A habit I adopted at the beginning of 2018 was daily yoga, and I use the online program Yoga with Adriene. Sometimes she suggests mantras to meditate on as you are yoga-ing and one of them is: I choose to [finish this sentence]. I choose to have a good day. I choose to let go of that which doesn’t serve me.
Lately I have found myself not finishing the sentence and just sticking with “I Choose”.
This crazy time of quarantine complete with loss of income and a heavy dose of isolation can make one feel powerless. This is a situation that has been foist upon us. No one voted for this, for a novel virus to take over the world. As a global society we are struggling to catch up; still figuring out the specifics of the disease and how to exist as a result. It can feel like the virus has all the power and we are purely playing defense. And to an extent that is the case. At least on the macro level.
But where we actually exist is on the micro level, and down here there are many choices to be made, every day. For those of us that are not deemed essential, we may even have more choices than we had before. More time = more decisions. It can be overwhelming. But it can also be empowering, and I think owning that control right now can be very therapeutic.
This is not necessarily a post about time management, although it could be. That has been one of my choices which I have tried to be more definitive about: I choose to work now. I will spend x amount of time working. But I have also found that I have had to make other choices that are equally important to work. During this last week I made the choice to take the weekend off. In order to do that I had to make sure the work that was on the menu got done by end of day Friday, but choosing to set the weekend aside for rest helped my state of mind during the week as well as (of course) this weekend when the relaxation was actually taking place. It gave me some structure and something to look forward to. Very handy during a time which perpetually feels like Groundhog day.
Last week I had a very hard day. I felt incredibly sad. While I was trying to get through the day, doing my daily habits, attempting work, things felt harder as every hour passed. Finally I realized I had a choice to make: I could keep struggling away or I could just stop and take care of myself. So I fully committed to a choice: put down the work, got some yummy food and some adult beverages, and watched a bunch of TV, all the while feeling pretty miserable. I let a few dear ones know that I was going through the shit and I let them be there for me. That was a good choice. I woke up the next day feeling so much better.
Owning the fact that I felt tired and sad, and allowing myself to experience it and take a beat, was so important in helping myself move to the other side of those feelings. The next day I had no reason to feel guilty or lame.

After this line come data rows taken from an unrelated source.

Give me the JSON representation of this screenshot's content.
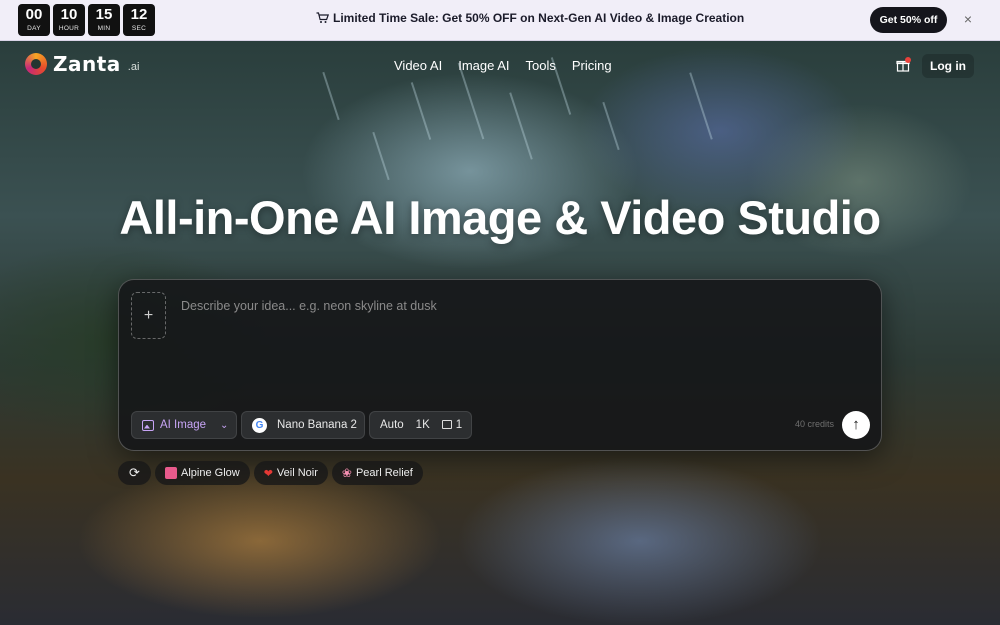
{
  "promo": {
    "timer": [
      {
        "value": "00",
        "unit": "DAY"
      },
      {
        "value": "10",
        "unit": "HOUR"
      },
      {
        "value": "15",
        "unit": "MIN"
      },
      {
        "value": "12",
        "unit": "SEC"
      }
    ],
    "message": "Limited Time Sale: Get 50% OFF on Next-Gen AI Video & Image Creation",
    "cta": "Get 50% off",
    "close": "×"
  },
  "brand": {
    "name": "Zanta",
    "suffix": ".ai"
  },
  "nav": {
    "items": [
      "Video AI",
      "Image AI",
      "Tools",
      "Pricing"
    ],
    "login": "Log in"
  },
  "hero": {
    "headline": "All-in-One AI Image & Video Studio"
  },
  "composer": {
    "placeholder": "Describe your idea... e.g. neon skyline at dusk",
    "add": "+",
    "type_label": "AI Image",
    "model_label": "Nano Banana 2",
    "ratio": "Auto",
    "resolution": "1K",
    "count": "1",
    "credits": "40 credits",
    "send": "↑"
  },
  "chips": {
    "refresh": "⟳",
    "items": [
      {
        "label": "Alpine Glow",
        "color": "#e85a8c"
      },
      {
        "label": "Veil Noir",
        "color": "#e53935"
      },
      {
        "label": "Pearl Relief",
        "color": "#f48fb1"
      }
    ]
  },
  "colors": {
    "accent": "#c7a4f5",
    "promo_bg": "#f1eef8",
    "dark": "#15151c"
  }
}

I deliberately chose to stop and feel, and the next morning I chose to pick myself up and dive back into life. Good choices, I believe.
Everyone seems to be thinking a lot about choice right now. In James Clear’s Thursday 3-2-1 newsletter (everyone should subscribe, it is my favorite thing about Thursdays) his second of three ideas was this:

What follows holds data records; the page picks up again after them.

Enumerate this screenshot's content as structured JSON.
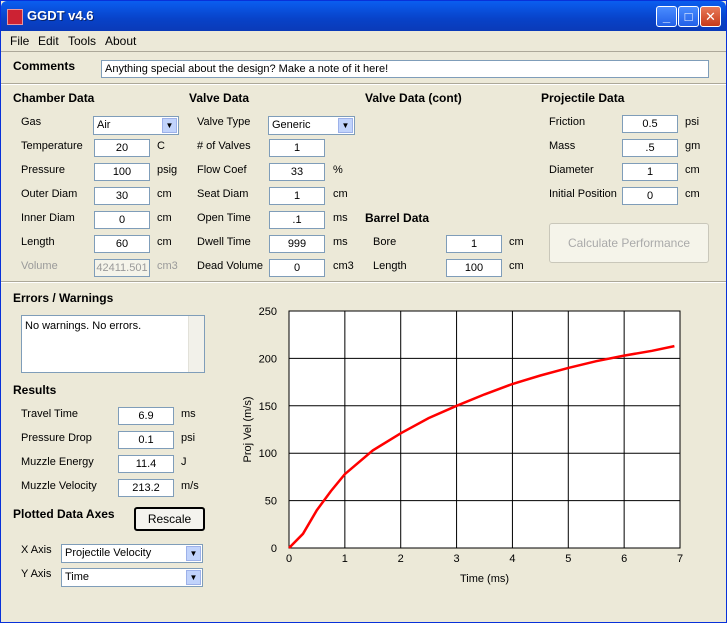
{
  "window": {
    "title": "GGDT v4.6"
  },
  "menu": [
    "File",
    "Edit",
    "Tools",
    "About"
  ],
  "comments": {
    "label": "Comments",
    "value": "Anything special about the design?  Make a note of it here!"
  },
  "chamber": {
    "title": "Chamber Data",
    "gas": {
      "label": "Gas",
      "value": "Air"
    },
    "temperature": {
      "label": "Temperature",
      "value": "20",
      "unit": "C"
    },
    "pressure": {
      "label": "Pressure",
      "value": "100",
      "unit": "psig"
    },
    "outer_diam": {
      "label": "Outer Diam",
      "value": "30",
      "unit": "cm"
    },
    "inner_diam": {
      "label": "Inner Diam",
      "value": "0",
      "unit": "cm"
    },
    "length": {
      "label": "Length",
      "value": "60",
      "unit": "cm"
    },
    "volume": {
      "label": "Volume",
      "value": "42411.501",
      "unit": "cm3"
    }
  },
  "valve": {
    "title": "Valve Data",
    "type": {
      "label": "Valve Type",
      "value": "Generic"
    },
    "num": {
      "label": "# of Valves",
      "value": "1"
    },
    "flow": {
      "label": "Flow Coef",
      "value": "33",
      "unit": "%"
    },
    "seat": {
      "label": "Seat Diam",
      "value": "1",
      "unit": "cm"
    },
    "open": {
      "label": "Open Time",
      "value": ".1",
      "unit": "ms"
    },
    "dwell": {
      "label": "Dwell Time",
      "value": "999",
      "unit": "ms"
    },
    "dead": {
      "label": "Dead Volume",
      "value": "0",
      "unit": "cm3"
    }
  },
  "valve_cont": {
    "title": "Valve Data (cont)"
  },
  "barrel": {
    "title": "Barrel Data",
    "bore": {
      "label": "Bore",
      "value": "1",
      "unit": "cm"
    },
    "length": {
      "label": "Length",
      "value": "100",
      "unit": "cm"
    }
  },
  "projectile": {
    "title": "Projectile Data",
    "friction": {
      "label": "Friction",
      "value": "0.5",
      "unit": "psi"
    },
    "mass": {
      "label": "Mass",
      "value": ".5",
      "unit": "gm"
    },
    "diameter": {
      "label": "Diameter",
      "value": "1",
      "unit": "cm"
    },
    "init_pos": {
      "label": "Initial Position",
      "value": "0",
      "unit": "cm"
    }
  },
  "calc_button": "Calculate Performance",
  "errors": {
    "title": "Errors / Warnings",
    "text": "No warnings.  No errors."
  },
  "results": {
    "title": "Results",
    "travel": {
      "label": "Travel Time",
      "value": "6.9",
      "unit": "ms"
    },
    "pdrop": {
      "label": "Pressure Drop",
      "value": "0.1",
      "unit": "psi"
    },
    "energy": {
      "label": "Muzzle Energy",
      "value": "11.4",
      "unit": "J"
    },
    "velocity": {
      "label": "Muzzle Velocity",
      "value": "213.2",
      "unit": "m/s"
    }
  },
  "axes": {
    "title": "Plotted Data Axes",
    "rescale": "Rescale",
    "x": {
      "label": "X Axis",
      "value": "Projectile Velocity"
    },
    "y": {
      "label": "Y Axis",
      "value": "Time"
    }
  },
  "chart_data": {
    "type": "line",
    "xlabel": "Time (ms)",
    "ylabel": "Proj Vel (m/s)",
    "xlim": [
      0,
      7
    ],
    "ylim": [
      0,
      250
    ],
    "xticks": [
      "0",
      "1",
      "2",
      "3",
      "4",
      "5",
      "6",
      "7"
    ],
    "yticks": [
      "0",
      "50",
      "100",
      "150",
      "200",
      "250"
    ],
    "grid": true,
    "color": "#ff0000",
    "x": [
      0,
      0.25,
      0.5,
      0.75,
      1,
      1.5,
      2,
      2.5,
      3,
      3.5,
      4,
      4.5,
      5,
      5.5,
      6,
      6.5,
      6.9
    ],
    "y": [
      0,
      15,
      40,
      60,
      78,
      103,
      121,
      137,
      150,
      162,
      173,
      182,
      190,
      197,
      203,
      208,
      213
    ]
  }
}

“Wealth is the power to choose.
Financial wealth is the power to choose how to spend money.
Social wealth is the power to choose who to hang out with.

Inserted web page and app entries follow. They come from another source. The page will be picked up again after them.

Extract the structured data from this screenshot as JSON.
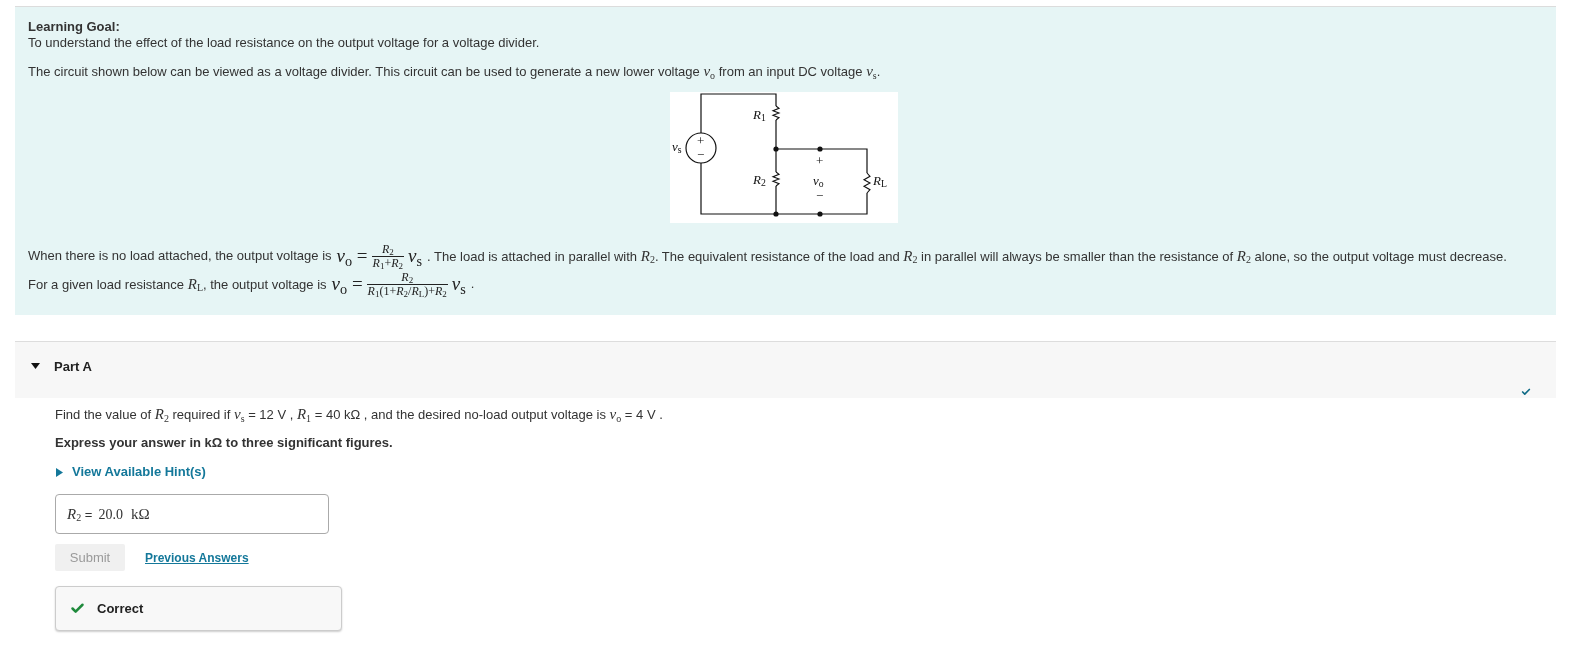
{
  "learning_goal": {
    "heading": "Learning Goal:",
    "text": "To understand the effect of the load resistance on the output voltage for a voltage divider."
  },
  "intro": "The circuit shown below can be viewed as a voltage divider. This circuit can be used to generate a new lower voltage *v*$_{o}$ from an input DC voltage *v*$_{s}$.",
  "circuit": {
    "source_label": "*v*$_{s}$",
    "source_plus": "+",
    "source_minus": "−",
    "r1_label": "*R*$_{1}$",
    "r2_label": "*R*$_{2}$",
    "load_label": "*R*$_{L}$",
    "output_label": "*v*$_{o}$",
    "output_plus": "+",
    "output_minus": "−"
  },
  "equations": [
    {
      "before": "When there is no load attached, the output voltage is",
      "formula": {
        "lhs": "*v*$_{o}$ =",
        "numerator": "*R*$_{2}$",
        "denominator": "*R*$_{1}$+*R*$_{2}$",
        "factor": "*v*$_{s}$"
      },
      "after": ". The load is attached in parallel with *R*$_{2}$. The equivalent resistance of the load and *R*$_{2}$ in parallel will always be smaller than the resistance of *R*$_{2}$ alone, so the output voltage must decrease."
    },
    {
      "before": "For a given load resistance *R*$_{L}$, the output voltage is",
      "formula": {
        "lhs": "*v*$_{o}$ =",
        "numerator": "*R*$_{2}$",
        "denominator": "*R*$_{1}$(1+*R*$_{2}$/*R*$_{L}$)+*R*$_{2}$",
        "factor": "*v*$_{s}$"
      },
      "after": "."
    }
  ],
  "part": {
    "title": "Part A",
    "expanded": true,
    "completed": true,
    "question": "Find the value of *R*$_{2}$ required if *v*$_{s}$ = 12 V , *R*$_{1}$ = 40 kΩ , and the desired no-load output voltage is *v*$_{o}$ = 4 V .",
    "instruction": "Express your answer in kΩ to three significant figures.",
    "hint": {
      "label": "View Available Hint(s)",
      "expanded": false
    },
    "answer": {
      "label": "*R*$_{2}$ =",
      "value": "20.0",
      "unit": "kΩ"
    },
    "submit": {
      "label": "Submit",
      "disabled": true
    },
    "previous_answers": "Previous Answers",
    "feedback": {
      "correct": true,
      "text": "Correct"
    }
  }
}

Time wealth is the power to choose how to spend your day.
Mental wealth is the power to choose how to spend your attention.”
We all have at least one of those, many of us have 2 or 3 and the lucky ones of us have all 4. My point remains: we all can choose something, every day.
In The Obstacle is the Way one thing Ryan Holiday talks a lot about, based on the teachings of the Stoics, is how we always have a choice about how we respond to a situation. One thing that is easy to do in this time of extremely high stress and anxiety is to get upset, offended or angry by the situation. But that response is our choice. We don’t have to do it.
“….I decide how it will affect me. No one else has the right. We decide what we will make of each and every situation. We decide whether we’ll break or whether we’ll resist. We decide whether we’ll assent or reject. No one can force us to give up or to believe something that is untrue (such as, that a situation is absolutely hopeless or impossible to improve). Our perceptions are the thing that we’re in complete control of.”
It is incredibly empowering to realize just how many choices we can make, every day, to improve our life and the lives of others. When we take ownership our choices, our perceptions, and our responses, we end up benefiting not just ourselves, but everyone around us.
It is a new week. (Yes! Here Comes Monday!!)
What will you choose today?